And the industry now faces a more sophisticated and well-financed opposition. Soda taxes, once a fanciful cause of amateur health crusaders and academics like Dr. Brownell, have drawn the support of politically active billionaires. Michael R. Bloomberg, the former New York City mayor, poured nearly $20 million into the Bay Area soda tax campaigns, hiring political consultants and media experts with extensive experience lobbying city councils and shifting public opinion.
In 2012, when the mayor proposed a limit of 16 fluid ounces on sugary drinks sold in New York, he was pilloried by opponents and ridiculed by late-night comedians as a fun-hating scold. The measure was rejected in court. Four years later, Mr. Bloomberg said, he is still met at speaking engagements with Big Gulp cups, a gibe at his failed soda regulation effort.
But now he sees soft-drink regulation gaining mainstream acceptance.
“While we may have lost that battle in the courts, you can make the very good case that we won the war,” Mr. Bloomberg said.
The industry remains adamant that it will continue fighting soda taxes. The beverage association argues that sugary drink consumption has not increased obesity, and that soda taxes will not reduce it. But the trade group also claims it is doing its part to reduce obesity by encouraging consumers to drink its diet and low-calorie options instead of full-calorie sodas. Ms. Neely, the beverage association president, has been trumpeting industry efforts to market lower-calorie choices as proof of a commitment to public health.
“One thing we’ll continue to do with full gusto is try to reduce calories and sugar in the American diet,” Ms. Neely said. “We don’t want to fight with public health. We agree that more needs to be done, and we’re trying to do it in a very serious and systematic way. We believe we have a responsibility to help address the obesity problem, and we’re doing it in a way that we think is powerful and will yield lasting results.”
Research from Mexico, which approved national taxes on sugary drinks and junk food in 2013, has found that taxes did drive down soft-drink sales, particularly among low-income populations that tend to drink the most of those. Research on Berkeley’s soda tax found a similar trend. But it is too soon to know whether those drops in sales will lead to lower rates of obesity or diabetes.
Still, not every politician has needed a public health argument to embrace a soda tax. Jim Kenney, the mayor of Philadelphia, sold a tax there to City Council members by linking it to a popular initiative to expand prekindergarten. Cook County officials described the tax revenue as crucial to closing budget shortfalls so they could save public safety jobs. And Santa Fe, N.M., the latest city to propose a soda tax, presented it as a way to raise much-needed money for early childhood education.
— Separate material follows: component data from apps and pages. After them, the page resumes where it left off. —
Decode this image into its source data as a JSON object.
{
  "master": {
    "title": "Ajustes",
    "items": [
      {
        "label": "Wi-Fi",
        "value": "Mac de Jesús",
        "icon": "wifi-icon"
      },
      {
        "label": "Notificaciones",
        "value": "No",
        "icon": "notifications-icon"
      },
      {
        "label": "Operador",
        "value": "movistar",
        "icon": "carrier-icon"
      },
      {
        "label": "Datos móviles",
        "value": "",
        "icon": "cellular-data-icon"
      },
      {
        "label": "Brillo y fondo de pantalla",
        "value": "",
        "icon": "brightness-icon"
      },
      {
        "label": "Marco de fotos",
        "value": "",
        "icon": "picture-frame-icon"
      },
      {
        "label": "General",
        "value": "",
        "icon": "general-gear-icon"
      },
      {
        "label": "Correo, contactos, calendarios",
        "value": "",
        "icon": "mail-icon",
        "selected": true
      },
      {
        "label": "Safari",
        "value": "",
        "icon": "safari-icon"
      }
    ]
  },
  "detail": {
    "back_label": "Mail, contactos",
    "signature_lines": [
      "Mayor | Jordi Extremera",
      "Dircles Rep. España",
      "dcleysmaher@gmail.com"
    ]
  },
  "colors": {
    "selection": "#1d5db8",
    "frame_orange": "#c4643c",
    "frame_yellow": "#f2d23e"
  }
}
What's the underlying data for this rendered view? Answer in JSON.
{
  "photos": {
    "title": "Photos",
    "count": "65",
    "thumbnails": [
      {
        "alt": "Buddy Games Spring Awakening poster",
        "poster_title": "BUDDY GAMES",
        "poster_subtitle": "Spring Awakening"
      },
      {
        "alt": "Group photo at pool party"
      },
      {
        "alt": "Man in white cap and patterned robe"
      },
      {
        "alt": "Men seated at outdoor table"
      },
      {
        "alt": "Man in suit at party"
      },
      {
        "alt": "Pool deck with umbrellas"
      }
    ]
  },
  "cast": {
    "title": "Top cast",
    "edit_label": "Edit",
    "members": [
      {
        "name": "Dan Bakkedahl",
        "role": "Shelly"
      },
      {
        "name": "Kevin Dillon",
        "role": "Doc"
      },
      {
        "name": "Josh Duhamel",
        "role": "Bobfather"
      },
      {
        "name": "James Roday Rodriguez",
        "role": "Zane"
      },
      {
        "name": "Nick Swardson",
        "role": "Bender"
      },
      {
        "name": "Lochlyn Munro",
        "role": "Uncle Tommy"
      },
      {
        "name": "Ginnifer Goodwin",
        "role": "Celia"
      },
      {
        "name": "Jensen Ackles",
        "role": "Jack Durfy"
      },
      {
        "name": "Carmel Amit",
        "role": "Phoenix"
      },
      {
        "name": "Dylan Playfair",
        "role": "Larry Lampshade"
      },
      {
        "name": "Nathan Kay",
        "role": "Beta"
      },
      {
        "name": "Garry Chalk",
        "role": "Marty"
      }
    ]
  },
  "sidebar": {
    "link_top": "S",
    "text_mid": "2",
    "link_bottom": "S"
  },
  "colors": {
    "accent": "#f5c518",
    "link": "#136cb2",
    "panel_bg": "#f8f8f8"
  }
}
John Arnold, a hedge fund billionaire who invested heavily in the Philadelphia and California campaigns, said he became interested in soda taxes for public health reasons, but also believes soda taxes have advantages over other ways to raise municipal money. “Do you do it by increasing sales taxes or increasing income taxes, or can you find ways, like through soda taxes, where you get an added benefit of improving the health at the local level in addition to raising money?” he asked.
Both Mr. Arnold and Mr. Bloomberg said they hoped the recent election successes would make soda taxes a more popular idea, able to attract political support and a wider array of financial supporters. Mr. Bloomberg said he was committed to funding well-organized efforts as they continue to emerge.
“We certainly aren’t going to walk away from this,” he said.